Some progress has been made on Graham's original problem. We now know that the number of dimensions required is somewhere between 13 and If you're an optimist that's a vast improvement, but if you're a realist there's still a huge gulf between those two numbers.
Amazingly, even though there isn't enough room in the universe to write down Graham's Number, we do know that if you were to write it down you would end with ...262464195387. It turns out that computing the last few digits isn't so difficult.
Numberphile has a pair of fantastic videos about Graham's Number. The first one gives a brief explanation of the Ramsey theory problem Graham was working on when he used Graham's Number, and the second one explains the up arrow notation and gives you some idea of how monstrous Graham's Number really is .
Lastly, I wanted to be sure to mention Richard Schwartz's book, Really Big Numbers. Close readers of 3QD will recall that we came across Dr. Schwartz last year in his work on the mathematics of billiards. Not only does Dr. Schwartz do cool math, he writes children's books about math. They are fantastically illustrated in Dr. Schwartz's singular style and are a big hit with math-minded kids everywhere. His most recent is on Brobdingnagian Numbers and is the perfect gift for the budding numberphile.
 That is, the amount they will borrow in 2015.
 That is, the total amount owed.

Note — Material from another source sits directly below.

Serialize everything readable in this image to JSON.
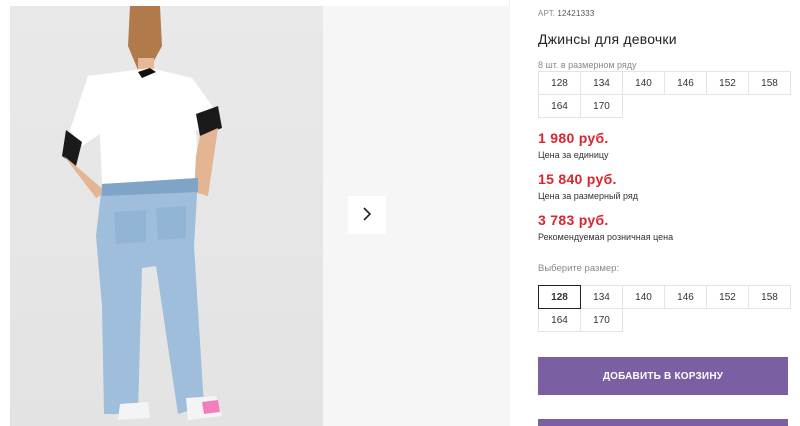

To be more precise, as of this writing it was $18,346,890,978,321 (see the US debt clock for the latest figures).
 Those who know will recognize that our shorthand is just noting the exponent in scientific notation and disregarding the rest.
 From wikipedia.
 Amazingly, even larger numbers have since been used in the solution of similar sorts of Ramsey Theory type math problems.
 Note that there is an error in the Numberphile video (which they themselves readily point out). Their number is staggeringly large, but Graham's Number is even larger!
Posted by Jon Kujawa at 12:40 AM | Permalink